Microsoft also said that “the issue should be resolved over the next 24 hours as the time change moves to Jan. 1, 2009.”
This year, an extra day was tacked on to February, making this a leap year. By international agreement, the world’s timekeepers are also adding a “leap second” tonight to keep Earth apace with very precise clocks.
The internal clocks on what is known as the Zune 30 should reset at noon GMT on Thursday, the company said. After that, 30-gigabyte Zune users should follow these three steps:
Zune Pass subscribers may need to sync their devices with their PCs to “refresh the rights to the subscription content you have downloaded to your device,” according to Microsoft’s statement.
Users of the 30GB model began reporting problems on a Microsoft message board early Wednesday. Customers similarly are saying that their digital music players get stuck on the Zune logo screen as it appears to load, and efforts to unjam the device are mostly fruitless.

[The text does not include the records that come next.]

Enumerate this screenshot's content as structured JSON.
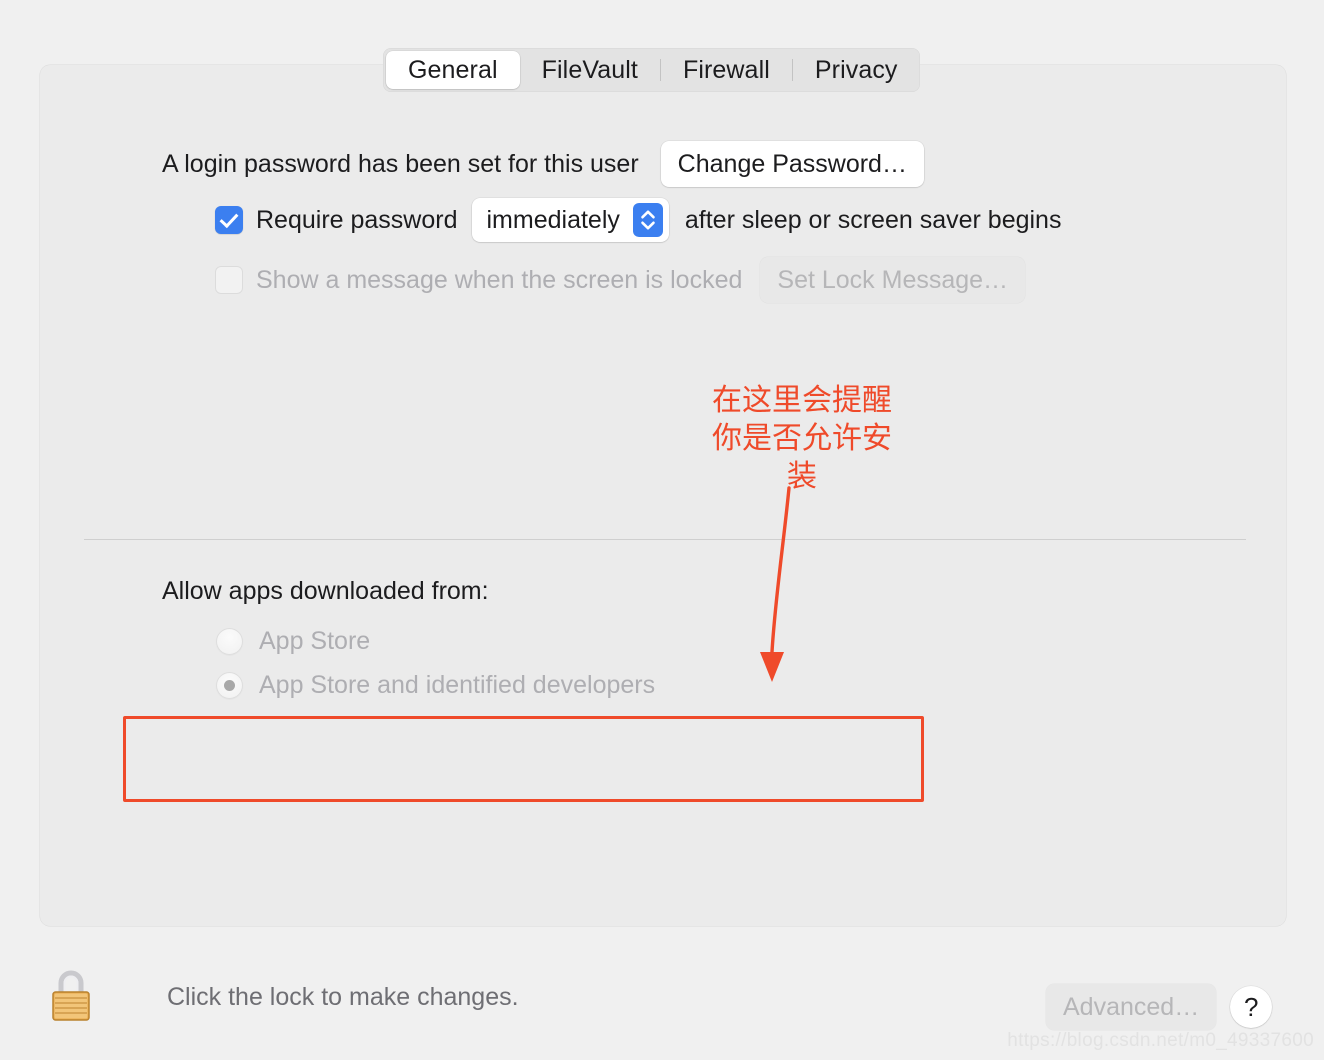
{
  "tabs": [
    {
      "label": "General",
      "active": true
    },
    {
      "label": "FileVault",
      "active": false
    },
    {
      "label": "Firewall",
      "active": false
    },
    {
      "label": "Privacy",
      "active": false
    }
  ],
  "general": {
    "login_password_text": "A login password has been set for this user",
    "change_password_label": "Change Password…",
    "require_password_label": "Require password",
    "require_password_checked": true,
    "require_password_interval": "immediately",
    "require_password_suffix": "after sleep or screen saver begins",
    "show_message_label": "Show a message when the screen is locked",
    "show_message_checked": false,
    "set_lock_message_label": "Set Lock Message…",
    "allow_apps_heading": "Allow apps downloaded from:",
    "allow_apps_options": [
      {
        "label": "App Store",
        "selected": false
      },
      {
        "label": "App Store and identified developers",
        "selected": true
      }
    ]
  },
  "annotation": {
    "text_lines": [
      "在这里会提醒",
      "你是否允许安",
      "装"
    ],
    "color": "#ef4a2a"
  },
  "footer": {
    "lock_text": "Click the lock to make changes.",
    "advanced_label": "Advanced…",
    "help_label": "?"
  },
  "watermark": "https://blog.csdn.net/m0_49337600"
}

As of Wednesday afternoon, more than 2,500 comments had been posted on Microsoft's Zune message board in response to an entry entitled “Help-frozen zune!!!!”
“My Zune has managed to freeze itself with the Zune logo and the loading bar on the screen and none of the buttons are responding, rebooting isn't responding, plugging it into the computer isn't responding, nothing is working, and it was working a mere two hours ago,” wrote the person who touched off the discussion.

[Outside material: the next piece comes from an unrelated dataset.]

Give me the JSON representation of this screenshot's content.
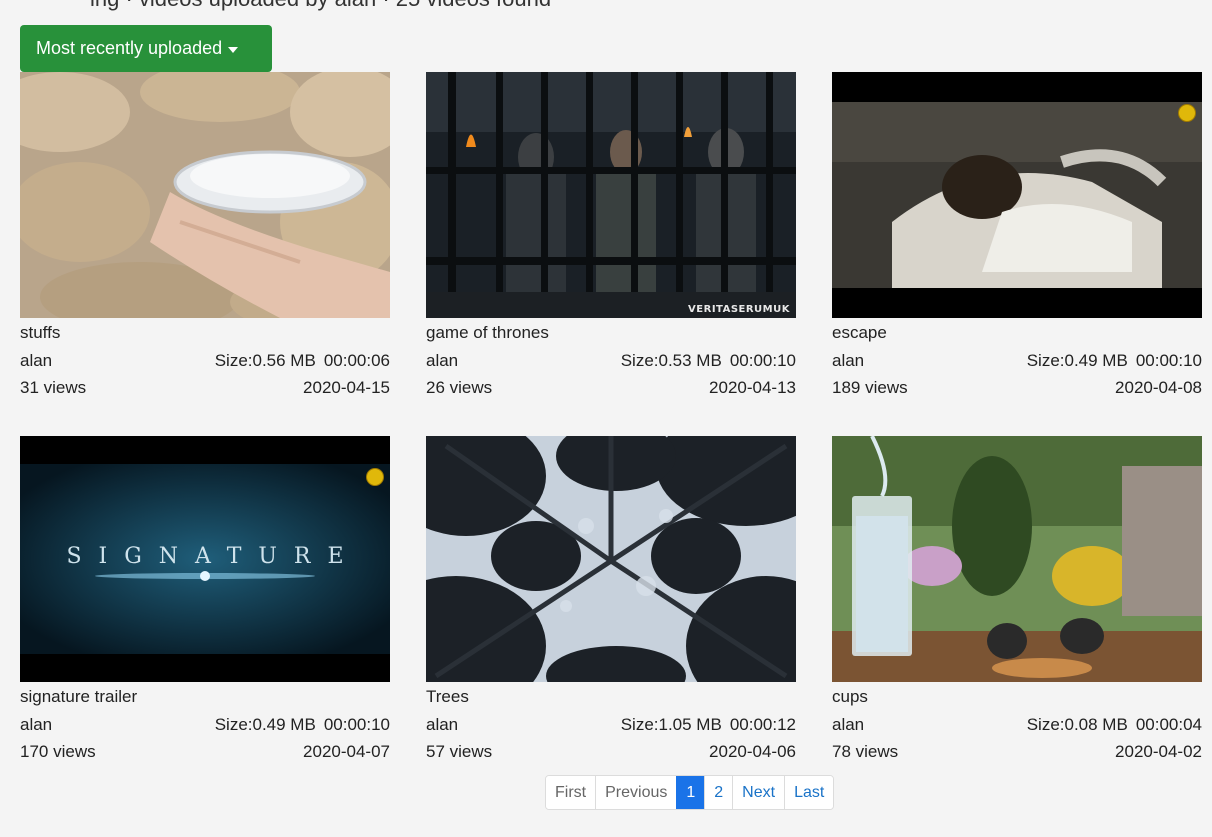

Since the massive freeze struck shortly before New Year’s Eve, some users have dubbed it “Z2K,” a play off the Y2K bug feared to crash computers in 2000.
Emotions were running high on the Zune message board as some users said they were about to cry and others went so far as to say they might even die without their player. Others cut in, telling people to “CHILL OUT.”

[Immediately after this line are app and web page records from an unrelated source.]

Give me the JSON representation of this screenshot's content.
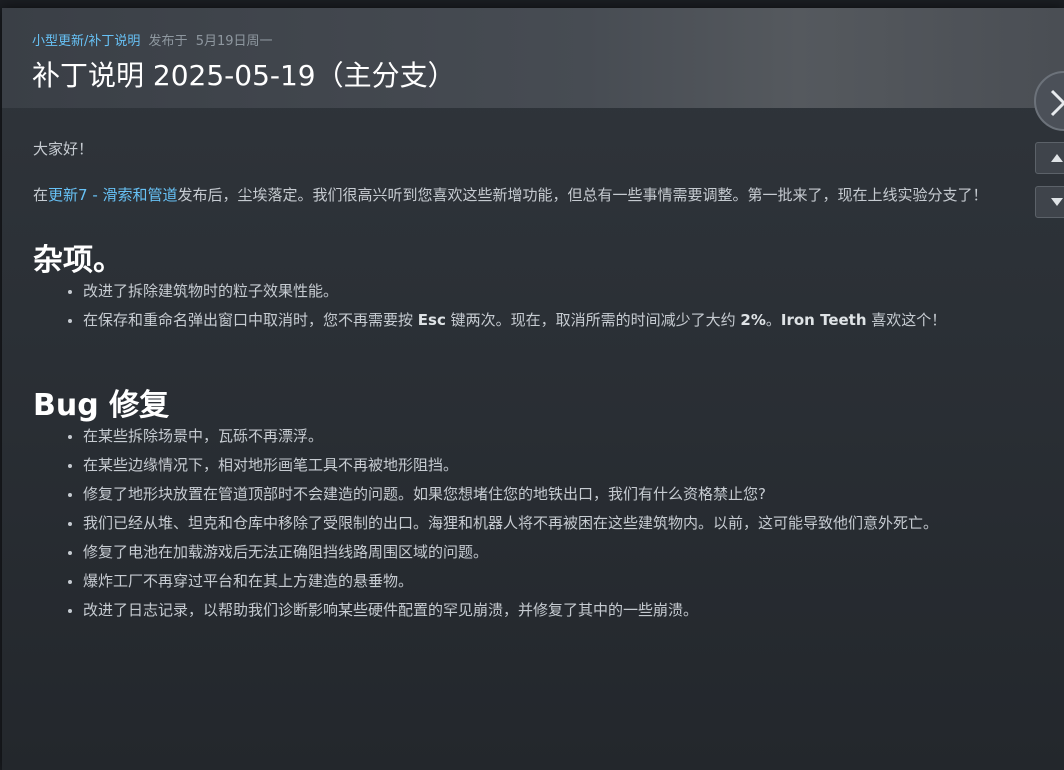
{
  "header": {
    "category": "小型更新/补丁说明",
    "posted_label": "发布于",
    "date": "5月19日周一",
    "title": "补丁说明 2025-05-19（主分支）"
  },
  "content": {
    "greeting": "大家好！",
    "intro_prefix": "在",
    "intro_link": "更新7 - 滑索和管道",
    "intro_suffix": "发布后，尘埃落定。我们很高兴听到您喜欢这些新增功能，但总有一些事情需要调整。第一批来了，现在上线实验分支了！",
    "misc": {
      "heading": "杂项。",
      "items": [
        "改进了拆除建筑物时的粒子效果性能。"
      ],
      "item2_a": "在保存和重命名弹出窗口中取消时，您不再需要按 ",
      "item2_b1": "Esc",
      "item2_c": " 键两次。现在，取消所需的时间减少了大约 ",
      "item2_b2": "2%",
      "item2_d": "。",
      "item2_b3": "Iron Teeth",
      "item2_e": " 喜欢这个！"
    },
    "bugs": {
      "heading": "Bug 修复",
      "items": [
        "在某些拆除场景中，瓦砾不再漂浮。",
        "在某些边缘情况下，相对地形画笔工具不再被地形阻挡。",
        "修复了地形块放置在管道顶部时不会建造的问题。如果您想堵住您的地铁出口，我们有什么资格禁止您?",
        "我们已经从堆、坦克和仓库中移除了受限制的出口。海狸和机器人将不再被困在这些建筑物内。以前，这可能导致他们意外死亡。",
        "修复了电池在加载游戏后无法正确阻挡线路周围区域的问题。",
        "爆炸工厂不再穿过平台和在其上方建造的悬垂物。",
        "改进了日志记录，以帮助我们诊断影响某些硬件配置的罕见崩溃，并修复了其中的一些崩溃。"
      ]
    }
  },
  "controls": {
    "close_icon": "close-icon",
    "prev_icon": "chevron-up-icon",
    "next_icon": "chevron-down-icon"
  },
  "colors": {
    "link": "#67c1f5",
    "text": "#c6cbd1",
    "heading": "#ffffff"
  }
}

For some, the Zune freeze made them realize just how attached they are to their player, containing music sometimes collected over years.
“My whole life’s music is on mine, over 2,000 songs, so I damn well hope they fix this,” read a posting on the Zune message board.
A few do-it-yourselfers report having attempted an ambitious fix that involves taking the Zune apart and removing the battery with success. But most users, some afraid to dismantle their device, are waiting for Microsoft to find a solution.
The price tag of the Zune 30 was slashed by $50 to $199 in 2007. The 30GB version was the first portable music player by Microsoft, which brought it to market in 2006. Originally just dubbed the Zune, it was later renamed Zune 30 when additional models hit stores. There are several models of Zune players, some with flash memory storage and others with hard drives up to 120GB.
The Zune has between 3 to 4 percent of the digital music player market, which is dominated by Apple’s iPod, with more than 70 percent of the market. Microsoft has sold more than 2 million Zunes. In contrast, Apple sold about 10.6 million iPods alone in the first quarter of 2008.